Problem details: Among the entries below, how many lines contain "Synchronize"? Answer with the number only.

─── Information provided ───

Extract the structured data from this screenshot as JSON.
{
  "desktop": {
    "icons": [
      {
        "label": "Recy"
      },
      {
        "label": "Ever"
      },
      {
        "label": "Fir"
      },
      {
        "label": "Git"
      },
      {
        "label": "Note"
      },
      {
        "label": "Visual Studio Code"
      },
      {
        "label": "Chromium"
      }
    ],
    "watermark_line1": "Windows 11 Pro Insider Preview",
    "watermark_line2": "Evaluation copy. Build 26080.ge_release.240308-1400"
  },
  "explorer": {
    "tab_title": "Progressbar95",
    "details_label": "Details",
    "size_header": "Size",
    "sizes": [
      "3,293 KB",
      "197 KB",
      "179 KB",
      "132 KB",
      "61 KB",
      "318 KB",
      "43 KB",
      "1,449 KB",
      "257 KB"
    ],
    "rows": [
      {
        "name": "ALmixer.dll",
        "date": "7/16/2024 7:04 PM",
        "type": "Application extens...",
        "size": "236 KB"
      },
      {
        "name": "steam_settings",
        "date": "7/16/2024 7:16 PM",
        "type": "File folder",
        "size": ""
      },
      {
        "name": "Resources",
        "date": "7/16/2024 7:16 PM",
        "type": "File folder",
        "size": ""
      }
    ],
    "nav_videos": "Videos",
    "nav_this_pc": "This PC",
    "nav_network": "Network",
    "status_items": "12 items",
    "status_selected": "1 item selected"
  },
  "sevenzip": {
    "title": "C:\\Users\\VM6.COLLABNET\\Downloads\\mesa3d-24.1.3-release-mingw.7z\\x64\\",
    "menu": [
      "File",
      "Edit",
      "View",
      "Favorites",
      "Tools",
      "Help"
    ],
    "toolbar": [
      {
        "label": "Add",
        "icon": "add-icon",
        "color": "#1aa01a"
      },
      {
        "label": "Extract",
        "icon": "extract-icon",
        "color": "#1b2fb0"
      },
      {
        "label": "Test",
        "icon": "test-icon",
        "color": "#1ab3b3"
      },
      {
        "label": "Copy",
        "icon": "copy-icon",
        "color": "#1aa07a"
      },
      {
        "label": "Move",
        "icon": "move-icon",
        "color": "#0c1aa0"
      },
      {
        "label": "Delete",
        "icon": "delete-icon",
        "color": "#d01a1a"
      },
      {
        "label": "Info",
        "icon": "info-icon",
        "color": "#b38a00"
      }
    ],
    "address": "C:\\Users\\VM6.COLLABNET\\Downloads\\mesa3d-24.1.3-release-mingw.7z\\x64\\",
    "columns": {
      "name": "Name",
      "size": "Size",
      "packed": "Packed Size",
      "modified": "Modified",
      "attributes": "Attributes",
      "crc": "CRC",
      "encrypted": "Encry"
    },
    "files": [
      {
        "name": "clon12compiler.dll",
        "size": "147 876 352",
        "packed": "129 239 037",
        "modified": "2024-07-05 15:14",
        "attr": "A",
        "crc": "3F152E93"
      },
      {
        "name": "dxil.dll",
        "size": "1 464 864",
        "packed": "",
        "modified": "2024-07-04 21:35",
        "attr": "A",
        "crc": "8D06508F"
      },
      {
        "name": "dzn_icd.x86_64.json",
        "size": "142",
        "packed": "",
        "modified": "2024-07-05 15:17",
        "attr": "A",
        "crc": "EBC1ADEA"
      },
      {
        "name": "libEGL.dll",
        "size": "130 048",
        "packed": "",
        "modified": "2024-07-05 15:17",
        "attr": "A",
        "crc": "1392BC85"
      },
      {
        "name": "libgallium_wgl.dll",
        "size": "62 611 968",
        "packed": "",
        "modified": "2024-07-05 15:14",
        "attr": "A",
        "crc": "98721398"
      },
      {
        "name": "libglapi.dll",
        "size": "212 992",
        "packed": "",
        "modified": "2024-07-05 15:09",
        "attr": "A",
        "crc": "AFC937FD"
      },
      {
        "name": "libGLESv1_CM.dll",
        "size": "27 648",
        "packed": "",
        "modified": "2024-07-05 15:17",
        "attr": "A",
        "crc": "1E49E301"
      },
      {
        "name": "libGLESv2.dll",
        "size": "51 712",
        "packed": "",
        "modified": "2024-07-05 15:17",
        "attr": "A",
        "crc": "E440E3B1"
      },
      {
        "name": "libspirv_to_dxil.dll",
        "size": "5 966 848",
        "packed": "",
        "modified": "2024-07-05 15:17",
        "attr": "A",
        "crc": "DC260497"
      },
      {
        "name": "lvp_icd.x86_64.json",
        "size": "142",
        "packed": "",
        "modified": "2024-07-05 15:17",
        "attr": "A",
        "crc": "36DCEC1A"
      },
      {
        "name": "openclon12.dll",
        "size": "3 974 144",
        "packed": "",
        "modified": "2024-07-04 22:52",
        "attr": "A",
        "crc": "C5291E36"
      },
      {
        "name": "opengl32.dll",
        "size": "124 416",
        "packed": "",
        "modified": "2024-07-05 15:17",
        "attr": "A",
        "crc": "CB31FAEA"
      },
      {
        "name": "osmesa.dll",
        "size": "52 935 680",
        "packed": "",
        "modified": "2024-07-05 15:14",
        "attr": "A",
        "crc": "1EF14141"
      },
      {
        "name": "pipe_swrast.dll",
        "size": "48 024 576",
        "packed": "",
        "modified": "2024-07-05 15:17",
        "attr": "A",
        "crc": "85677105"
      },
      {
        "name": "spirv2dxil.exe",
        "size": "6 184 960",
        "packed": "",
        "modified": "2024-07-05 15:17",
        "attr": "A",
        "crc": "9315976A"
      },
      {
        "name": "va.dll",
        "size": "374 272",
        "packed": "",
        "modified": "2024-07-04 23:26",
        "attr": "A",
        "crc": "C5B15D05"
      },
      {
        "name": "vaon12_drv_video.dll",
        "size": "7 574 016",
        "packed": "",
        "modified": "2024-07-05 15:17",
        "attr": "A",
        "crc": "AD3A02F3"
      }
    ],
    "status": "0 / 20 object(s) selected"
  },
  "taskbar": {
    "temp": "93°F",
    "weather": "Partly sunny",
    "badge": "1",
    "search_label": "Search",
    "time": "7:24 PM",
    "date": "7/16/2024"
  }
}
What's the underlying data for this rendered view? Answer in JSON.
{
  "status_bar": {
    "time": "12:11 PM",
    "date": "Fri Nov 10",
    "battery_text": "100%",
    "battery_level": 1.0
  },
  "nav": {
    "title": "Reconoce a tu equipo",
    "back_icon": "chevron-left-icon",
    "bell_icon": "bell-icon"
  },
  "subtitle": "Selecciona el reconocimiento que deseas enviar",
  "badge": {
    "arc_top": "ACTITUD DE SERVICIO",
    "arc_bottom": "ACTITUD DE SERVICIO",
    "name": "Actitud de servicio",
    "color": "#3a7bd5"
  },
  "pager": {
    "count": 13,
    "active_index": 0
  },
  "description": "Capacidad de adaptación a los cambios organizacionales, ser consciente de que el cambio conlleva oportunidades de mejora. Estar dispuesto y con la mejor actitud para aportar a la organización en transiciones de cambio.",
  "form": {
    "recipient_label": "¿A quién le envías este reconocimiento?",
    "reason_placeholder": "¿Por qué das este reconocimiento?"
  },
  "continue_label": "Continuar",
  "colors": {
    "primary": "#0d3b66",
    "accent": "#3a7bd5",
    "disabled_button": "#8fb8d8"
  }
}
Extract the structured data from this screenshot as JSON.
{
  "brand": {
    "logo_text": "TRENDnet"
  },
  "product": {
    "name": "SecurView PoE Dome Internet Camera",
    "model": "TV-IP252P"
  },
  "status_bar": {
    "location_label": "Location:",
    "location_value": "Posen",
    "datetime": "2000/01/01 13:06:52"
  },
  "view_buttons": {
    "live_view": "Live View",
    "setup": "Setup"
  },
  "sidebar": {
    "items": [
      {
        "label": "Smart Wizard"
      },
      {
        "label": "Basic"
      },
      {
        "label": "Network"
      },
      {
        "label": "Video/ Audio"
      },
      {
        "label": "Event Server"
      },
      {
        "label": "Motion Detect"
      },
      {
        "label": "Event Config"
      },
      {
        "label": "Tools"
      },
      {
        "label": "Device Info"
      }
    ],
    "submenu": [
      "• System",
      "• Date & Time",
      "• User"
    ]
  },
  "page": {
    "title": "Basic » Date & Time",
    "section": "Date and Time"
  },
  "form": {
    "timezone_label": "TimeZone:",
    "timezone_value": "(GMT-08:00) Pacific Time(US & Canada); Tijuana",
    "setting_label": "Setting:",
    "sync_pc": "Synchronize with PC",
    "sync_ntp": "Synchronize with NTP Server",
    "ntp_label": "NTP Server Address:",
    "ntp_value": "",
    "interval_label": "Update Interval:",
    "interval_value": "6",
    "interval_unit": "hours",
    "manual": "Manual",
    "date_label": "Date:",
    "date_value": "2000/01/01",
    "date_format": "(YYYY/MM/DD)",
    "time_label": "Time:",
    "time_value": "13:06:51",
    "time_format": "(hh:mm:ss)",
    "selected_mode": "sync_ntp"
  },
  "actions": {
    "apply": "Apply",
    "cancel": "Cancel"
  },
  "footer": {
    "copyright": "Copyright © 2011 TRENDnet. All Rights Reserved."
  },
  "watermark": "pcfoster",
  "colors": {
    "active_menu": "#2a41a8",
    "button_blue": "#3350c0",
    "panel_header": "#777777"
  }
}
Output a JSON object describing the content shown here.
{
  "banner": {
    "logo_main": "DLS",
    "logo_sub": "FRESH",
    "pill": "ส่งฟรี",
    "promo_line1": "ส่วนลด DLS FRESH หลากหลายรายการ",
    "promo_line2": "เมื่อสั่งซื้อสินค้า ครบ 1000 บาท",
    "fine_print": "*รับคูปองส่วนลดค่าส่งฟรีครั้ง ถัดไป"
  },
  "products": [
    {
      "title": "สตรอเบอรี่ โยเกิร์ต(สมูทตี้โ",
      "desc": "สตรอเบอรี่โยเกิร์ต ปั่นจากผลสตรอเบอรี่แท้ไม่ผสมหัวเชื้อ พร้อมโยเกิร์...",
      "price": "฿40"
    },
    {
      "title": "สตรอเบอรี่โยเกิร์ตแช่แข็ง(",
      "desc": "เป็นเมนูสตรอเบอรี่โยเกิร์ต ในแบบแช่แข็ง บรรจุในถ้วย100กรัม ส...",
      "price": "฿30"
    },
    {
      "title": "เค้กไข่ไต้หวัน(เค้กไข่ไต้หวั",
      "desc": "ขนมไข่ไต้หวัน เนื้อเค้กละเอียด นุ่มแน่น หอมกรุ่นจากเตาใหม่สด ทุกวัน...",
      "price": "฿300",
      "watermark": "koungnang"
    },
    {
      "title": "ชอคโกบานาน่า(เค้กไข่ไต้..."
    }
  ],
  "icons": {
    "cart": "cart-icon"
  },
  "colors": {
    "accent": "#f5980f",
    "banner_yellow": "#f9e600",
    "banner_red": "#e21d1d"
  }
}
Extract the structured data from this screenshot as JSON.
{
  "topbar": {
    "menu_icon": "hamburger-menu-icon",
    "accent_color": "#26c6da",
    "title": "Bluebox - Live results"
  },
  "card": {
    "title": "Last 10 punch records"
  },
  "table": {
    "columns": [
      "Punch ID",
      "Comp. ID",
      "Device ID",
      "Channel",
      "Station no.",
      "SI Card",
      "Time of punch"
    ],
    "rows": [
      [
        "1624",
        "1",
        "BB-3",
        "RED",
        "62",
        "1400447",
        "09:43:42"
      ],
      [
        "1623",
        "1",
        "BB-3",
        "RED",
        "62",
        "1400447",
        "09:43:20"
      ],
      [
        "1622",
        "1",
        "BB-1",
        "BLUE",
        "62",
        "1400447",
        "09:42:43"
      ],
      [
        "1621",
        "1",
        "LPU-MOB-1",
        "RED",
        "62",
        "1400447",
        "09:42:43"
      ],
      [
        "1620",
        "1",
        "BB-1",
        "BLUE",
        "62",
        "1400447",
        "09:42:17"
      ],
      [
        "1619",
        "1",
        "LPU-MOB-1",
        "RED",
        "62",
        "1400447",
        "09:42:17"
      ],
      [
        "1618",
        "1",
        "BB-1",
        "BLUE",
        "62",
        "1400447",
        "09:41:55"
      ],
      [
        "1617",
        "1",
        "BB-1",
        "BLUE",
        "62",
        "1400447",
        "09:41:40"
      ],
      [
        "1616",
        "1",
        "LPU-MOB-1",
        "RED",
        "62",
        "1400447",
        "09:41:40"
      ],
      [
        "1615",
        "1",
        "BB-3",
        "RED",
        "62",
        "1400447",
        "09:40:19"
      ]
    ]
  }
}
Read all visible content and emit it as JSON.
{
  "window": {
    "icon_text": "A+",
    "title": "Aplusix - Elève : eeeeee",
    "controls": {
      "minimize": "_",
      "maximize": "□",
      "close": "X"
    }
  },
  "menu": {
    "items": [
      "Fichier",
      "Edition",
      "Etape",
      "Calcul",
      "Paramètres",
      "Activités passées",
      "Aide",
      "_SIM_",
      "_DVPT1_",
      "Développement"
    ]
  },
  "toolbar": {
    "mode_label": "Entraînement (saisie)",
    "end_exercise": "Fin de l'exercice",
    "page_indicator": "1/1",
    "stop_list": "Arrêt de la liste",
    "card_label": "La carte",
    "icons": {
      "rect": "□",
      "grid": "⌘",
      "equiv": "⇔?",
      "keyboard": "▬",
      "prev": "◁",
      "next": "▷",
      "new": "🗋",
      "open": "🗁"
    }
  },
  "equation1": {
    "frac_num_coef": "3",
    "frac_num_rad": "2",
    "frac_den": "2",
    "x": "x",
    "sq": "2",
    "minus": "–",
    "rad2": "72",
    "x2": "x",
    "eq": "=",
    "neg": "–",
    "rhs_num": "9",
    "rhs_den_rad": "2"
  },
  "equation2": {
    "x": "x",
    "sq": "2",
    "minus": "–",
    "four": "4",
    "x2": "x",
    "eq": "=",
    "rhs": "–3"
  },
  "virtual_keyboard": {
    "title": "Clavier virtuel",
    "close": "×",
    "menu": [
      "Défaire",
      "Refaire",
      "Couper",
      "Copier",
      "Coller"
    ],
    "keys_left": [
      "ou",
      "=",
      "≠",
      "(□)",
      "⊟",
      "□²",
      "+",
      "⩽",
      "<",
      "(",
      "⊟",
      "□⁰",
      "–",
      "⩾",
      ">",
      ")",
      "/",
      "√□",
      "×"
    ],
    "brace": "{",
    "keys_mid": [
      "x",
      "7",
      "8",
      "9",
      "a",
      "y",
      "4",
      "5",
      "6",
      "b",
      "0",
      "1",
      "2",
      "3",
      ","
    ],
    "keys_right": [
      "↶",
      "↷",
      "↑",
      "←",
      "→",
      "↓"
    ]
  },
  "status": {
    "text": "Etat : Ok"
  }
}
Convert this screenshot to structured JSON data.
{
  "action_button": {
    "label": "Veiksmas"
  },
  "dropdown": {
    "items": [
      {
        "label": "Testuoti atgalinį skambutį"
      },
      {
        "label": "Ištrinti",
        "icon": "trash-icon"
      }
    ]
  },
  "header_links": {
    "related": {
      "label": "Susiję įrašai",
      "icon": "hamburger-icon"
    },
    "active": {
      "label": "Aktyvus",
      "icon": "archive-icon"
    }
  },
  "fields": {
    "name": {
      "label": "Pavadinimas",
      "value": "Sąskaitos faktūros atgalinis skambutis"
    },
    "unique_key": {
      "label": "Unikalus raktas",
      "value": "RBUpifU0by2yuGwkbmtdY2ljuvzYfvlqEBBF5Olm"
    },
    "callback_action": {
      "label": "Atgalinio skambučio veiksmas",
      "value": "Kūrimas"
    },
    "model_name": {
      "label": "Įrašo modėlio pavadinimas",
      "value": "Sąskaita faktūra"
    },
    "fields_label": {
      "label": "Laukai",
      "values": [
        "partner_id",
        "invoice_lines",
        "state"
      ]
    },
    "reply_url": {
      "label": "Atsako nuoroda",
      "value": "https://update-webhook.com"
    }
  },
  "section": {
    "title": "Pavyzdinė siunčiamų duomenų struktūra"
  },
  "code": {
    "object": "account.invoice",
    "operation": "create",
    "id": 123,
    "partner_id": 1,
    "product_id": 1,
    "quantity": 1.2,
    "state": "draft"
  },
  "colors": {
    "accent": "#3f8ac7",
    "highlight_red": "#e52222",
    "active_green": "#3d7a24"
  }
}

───

The answer: 2